40.8012° N, 73.7933° W
Spanning between Queens and the Bronx, the Throgs Neck Bridge may be better known for its traffic jams and ongoing road construction, but for anglers the reality is that the bridge and its surrounding waters provide excellent potential for tangling with some of our most popular inshore gamefish. Some of the Metropolitan area’s best fluke, striped bass and bluefish action occurs around the bridge and nearby waters. The combination of deep water, strong currents and a structure-rich bottom makes this ideal habitat for this popular trio.
The season gets underway with the opening of striped bass season in April as the fish settle into the waters around the bridge and nearby Little Neck Bay feasting on bunker and spawning spearing. As water temperatures become too warm for the bass, and the forage baitfish in the shallows of the bay, many of the fish spill out into Long Island Sound, while others migrate into the Hudson River for their annual spawning ritual. By late May and early June, some of the big females drop out of the river after spawning and linger in the vicinity of the bridge until warming waters send them on their way. Trolling Mojos, live bunker and bunker chunks produce some quality bass during that stopover period.

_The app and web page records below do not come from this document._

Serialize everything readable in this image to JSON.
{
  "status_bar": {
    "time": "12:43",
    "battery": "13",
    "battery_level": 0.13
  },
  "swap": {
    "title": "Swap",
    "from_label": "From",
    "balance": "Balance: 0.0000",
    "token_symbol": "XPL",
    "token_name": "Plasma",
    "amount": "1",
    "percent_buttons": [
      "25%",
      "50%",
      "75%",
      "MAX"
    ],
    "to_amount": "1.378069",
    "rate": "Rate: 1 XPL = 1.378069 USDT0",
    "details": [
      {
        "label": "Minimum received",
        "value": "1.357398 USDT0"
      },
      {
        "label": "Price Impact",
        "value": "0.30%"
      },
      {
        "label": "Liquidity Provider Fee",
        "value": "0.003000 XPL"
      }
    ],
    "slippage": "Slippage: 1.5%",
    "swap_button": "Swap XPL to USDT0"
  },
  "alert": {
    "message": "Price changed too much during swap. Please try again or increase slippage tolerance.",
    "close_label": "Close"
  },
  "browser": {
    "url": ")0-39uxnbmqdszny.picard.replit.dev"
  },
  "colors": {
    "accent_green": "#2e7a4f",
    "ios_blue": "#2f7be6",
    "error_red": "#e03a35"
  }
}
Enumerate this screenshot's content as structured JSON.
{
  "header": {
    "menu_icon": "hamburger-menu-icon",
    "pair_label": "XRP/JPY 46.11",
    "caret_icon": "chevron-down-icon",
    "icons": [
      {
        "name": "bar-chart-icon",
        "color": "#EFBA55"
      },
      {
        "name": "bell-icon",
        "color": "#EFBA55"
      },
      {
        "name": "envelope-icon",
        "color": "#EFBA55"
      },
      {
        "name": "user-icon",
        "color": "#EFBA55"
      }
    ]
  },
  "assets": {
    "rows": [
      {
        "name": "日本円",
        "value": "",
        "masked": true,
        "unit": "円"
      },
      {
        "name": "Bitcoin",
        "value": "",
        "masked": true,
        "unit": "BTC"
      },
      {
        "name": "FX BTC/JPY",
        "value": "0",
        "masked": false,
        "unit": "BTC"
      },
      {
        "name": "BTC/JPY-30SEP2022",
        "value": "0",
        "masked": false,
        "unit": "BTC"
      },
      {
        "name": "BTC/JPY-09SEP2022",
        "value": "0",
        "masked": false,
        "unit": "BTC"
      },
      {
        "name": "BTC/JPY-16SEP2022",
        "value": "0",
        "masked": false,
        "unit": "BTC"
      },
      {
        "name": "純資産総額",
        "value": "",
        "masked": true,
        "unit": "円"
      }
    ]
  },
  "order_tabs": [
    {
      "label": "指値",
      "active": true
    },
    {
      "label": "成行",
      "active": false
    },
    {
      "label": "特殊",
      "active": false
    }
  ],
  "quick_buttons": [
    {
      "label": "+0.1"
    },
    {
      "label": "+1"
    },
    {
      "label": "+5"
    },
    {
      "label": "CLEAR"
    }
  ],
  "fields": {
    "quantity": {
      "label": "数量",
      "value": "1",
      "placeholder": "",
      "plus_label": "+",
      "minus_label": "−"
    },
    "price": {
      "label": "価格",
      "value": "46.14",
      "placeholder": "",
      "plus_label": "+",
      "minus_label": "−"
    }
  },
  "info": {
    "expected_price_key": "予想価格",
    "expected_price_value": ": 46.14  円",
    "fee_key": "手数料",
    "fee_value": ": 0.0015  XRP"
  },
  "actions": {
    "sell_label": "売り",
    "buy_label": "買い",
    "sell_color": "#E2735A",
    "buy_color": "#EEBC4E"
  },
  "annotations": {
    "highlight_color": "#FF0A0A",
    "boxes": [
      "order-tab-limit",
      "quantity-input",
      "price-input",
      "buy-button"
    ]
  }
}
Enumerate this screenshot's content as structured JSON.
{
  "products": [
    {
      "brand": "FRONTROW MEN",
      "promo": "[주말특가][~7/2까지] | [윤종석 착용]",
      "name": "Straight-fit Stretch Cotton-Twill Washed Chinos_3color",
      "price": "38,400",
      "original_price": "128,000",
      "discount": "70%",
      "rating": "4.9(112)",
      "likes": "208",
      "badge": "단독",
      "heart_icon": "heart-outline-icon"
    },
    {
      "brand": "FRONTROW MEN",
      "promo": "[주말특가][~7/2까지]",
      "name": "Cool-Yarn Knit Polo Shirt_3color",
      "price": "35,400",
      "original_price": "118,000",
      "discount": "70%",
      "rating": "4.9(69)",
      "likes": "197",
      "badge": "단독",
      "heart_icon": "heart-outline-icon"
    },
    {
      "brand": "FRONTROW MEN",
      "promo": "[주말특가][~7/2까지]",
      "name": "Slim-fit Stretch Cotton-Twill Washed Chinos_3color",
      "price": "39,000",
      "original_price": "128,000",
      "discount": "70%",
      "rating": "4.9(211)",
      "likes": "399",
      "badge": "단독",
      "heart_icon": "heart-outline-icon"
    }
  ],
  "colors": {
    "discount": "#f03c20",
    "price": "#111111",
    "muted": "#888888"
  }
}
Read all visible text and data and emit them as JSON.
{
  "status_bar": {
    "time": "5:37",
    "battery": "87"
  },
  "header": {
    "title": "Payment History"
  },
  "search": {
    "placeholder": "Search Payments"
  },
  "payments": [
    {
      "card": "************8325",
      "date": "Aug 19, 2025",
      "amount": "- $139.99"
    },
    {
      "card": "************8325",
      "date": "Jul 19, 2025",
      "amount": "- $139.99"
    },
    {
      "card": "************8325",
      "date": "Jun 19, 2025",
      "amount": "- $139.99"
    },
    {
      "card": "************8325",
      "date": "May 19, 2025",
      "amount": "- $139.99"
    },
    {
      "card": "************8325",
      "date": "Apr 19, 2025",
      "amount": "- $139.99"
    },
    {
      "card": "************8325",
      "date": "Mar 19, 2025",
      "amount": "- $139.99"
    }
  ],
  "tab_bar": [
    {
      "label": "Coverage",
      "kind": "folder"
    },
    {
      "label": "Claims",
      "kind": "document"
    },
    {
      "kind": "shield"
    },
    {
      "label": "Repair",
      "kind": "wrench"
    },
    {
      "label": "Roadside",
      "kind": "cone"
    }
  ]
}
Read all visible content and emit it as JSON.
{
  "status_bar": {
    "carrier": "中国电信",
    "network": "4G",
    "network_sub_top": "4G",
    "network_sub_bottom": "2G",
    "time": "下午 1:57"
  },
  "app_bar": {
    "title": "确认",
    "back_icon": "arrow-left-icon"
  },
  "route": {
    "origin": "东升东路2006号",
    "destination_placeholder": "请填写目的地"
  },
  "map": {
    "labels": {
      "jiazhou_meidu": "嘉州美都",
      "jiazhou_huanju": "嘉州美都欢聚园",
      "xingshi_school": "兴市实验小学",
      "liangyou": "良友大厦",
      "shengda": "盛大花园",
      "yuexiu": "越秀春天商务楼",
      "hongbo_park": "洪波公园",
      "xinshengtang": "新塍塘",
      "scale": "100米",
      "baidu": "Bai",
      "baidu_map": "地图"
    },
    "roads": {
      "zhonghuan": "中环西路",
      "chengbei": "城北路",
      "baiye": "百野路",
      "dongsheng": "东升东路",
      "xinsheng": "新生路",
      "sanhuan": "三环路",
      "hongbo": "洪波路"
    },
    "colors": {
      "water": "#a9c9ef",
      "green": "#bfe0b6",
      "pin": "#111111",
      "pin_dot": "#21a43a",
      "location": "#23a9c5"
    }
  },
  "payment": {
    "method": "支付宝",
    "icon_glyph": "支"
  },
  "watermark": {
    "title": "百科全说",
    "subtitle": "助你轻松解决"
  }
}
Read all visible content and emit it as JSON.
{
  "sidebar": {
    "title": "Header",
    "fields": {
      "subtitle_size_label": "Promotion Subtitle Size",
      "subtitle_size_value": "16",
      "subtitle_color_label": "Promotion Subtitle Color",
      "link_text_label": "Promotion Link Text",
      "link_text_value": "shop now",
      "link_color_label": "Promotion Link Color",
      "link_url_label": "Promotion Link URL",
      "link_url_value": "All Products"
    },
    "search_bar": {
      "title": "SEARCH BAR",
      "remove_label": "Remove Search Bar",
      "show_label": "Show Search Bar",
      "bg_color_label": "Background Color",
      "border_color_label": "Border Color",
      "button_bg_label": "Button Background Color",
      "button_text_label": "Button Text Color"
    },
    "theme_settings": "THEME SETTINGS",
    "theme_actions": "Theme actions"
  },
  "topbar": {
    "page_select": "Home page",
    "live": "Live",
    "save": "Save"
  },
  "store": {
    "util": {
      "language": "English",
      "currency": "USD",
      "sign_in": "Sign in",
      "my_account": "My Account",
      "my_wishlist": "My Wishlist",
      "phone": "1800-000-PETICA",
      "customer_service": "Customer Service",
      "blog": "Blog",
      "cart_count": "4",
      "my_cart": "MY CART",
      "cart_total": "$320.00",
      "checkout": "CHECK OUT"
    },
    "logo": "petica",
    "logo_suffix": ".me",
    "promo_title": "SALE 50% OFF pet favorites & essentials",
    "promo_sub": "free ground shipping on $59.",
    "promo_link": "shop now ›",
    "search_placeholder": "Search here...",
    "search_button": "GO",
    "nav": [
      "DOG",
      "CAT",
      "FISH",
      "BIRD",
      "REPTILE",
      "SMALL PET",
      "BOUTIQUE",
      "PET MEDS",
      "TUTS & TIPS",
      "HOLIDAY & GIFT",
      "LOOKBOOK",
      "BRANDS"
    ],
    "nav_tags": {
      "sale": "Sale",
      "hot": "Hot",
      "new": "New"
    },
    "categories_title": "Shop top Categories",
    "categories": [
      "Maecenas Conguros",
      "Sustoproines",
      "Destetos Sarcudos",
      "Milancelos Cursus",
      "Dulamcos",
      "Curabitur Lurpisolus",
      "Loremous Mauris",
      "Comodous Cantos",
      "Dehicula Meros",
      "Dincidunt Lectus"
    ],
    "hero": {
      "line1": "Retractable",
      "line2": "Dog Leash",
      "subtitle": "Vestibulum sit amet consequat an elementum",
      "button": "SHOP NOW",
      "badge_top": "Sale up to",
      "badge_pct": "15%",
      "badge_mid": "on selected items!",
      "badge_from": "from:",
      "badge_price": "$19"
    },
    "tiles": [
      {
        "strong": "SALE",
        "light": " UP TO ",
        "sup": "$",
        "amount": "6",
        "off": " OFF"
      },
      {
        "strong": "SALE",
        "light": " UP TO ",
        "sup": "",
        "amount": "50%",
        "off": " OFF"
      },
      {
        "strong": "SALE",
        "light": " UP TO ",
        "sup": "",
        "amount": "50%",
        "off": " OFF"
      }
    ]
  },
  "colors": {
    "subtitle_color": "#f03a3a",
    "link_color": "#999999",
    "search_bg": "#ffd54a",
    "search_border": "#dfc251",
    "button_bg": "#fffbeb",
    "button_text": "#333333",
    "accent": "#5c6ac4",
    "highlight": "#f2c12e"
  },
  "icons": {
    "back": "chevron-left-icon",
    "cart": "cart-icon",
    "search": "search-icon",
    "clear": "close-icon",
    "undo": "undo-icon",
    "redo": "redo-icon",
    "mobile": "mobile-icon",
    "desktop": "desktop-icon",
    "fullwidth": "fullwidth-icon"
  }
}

The most popular method to catch bass here is to anchor up tide (current) of the bridge and employ fresh bunker chunks on either a 3-way or fish-finder rig. Since currents are swift here, 3- to 6-ounce sinkers are required to hold bottom. Keep in mind that either side of the tide will produce providing there is a swift current. While the summer and early autumn is sporadic, the bass do return with a vengeance in November where slowly cranking 2- to 3-ounce diamond jigs off the bottom produces best as these fish migrate back up the Hudson River for the winter months.
While bass may become elusive, especially during late summer, bluefish normally pick up the slack. In fact, the blues usually show by mid to late May and some years hold strong into November by the bridge. Employing the same tactics on the blues as the bass through the season produces the choppers as well.
Quality fluke reside in these waters from June through September. Drifting 1- to 4-ounce bucktails tipped with long strips of squid along with spearing or sand eels often sees quality keepers to 8 pounds. The size of the bucktail depends on the strength of the current and the depth of water. Fishing the edges and rips in 30 to 50 feet of water on either tide produces as long as there is a moderate drift. I prefer the ebb tide since much of the forage baitfish flushes out from nearby Little Neck Bay and through the bridge abutments. If bouncing bucktails is not your forte, then standard fluke rigs and bait will also catch their share of summer flatties.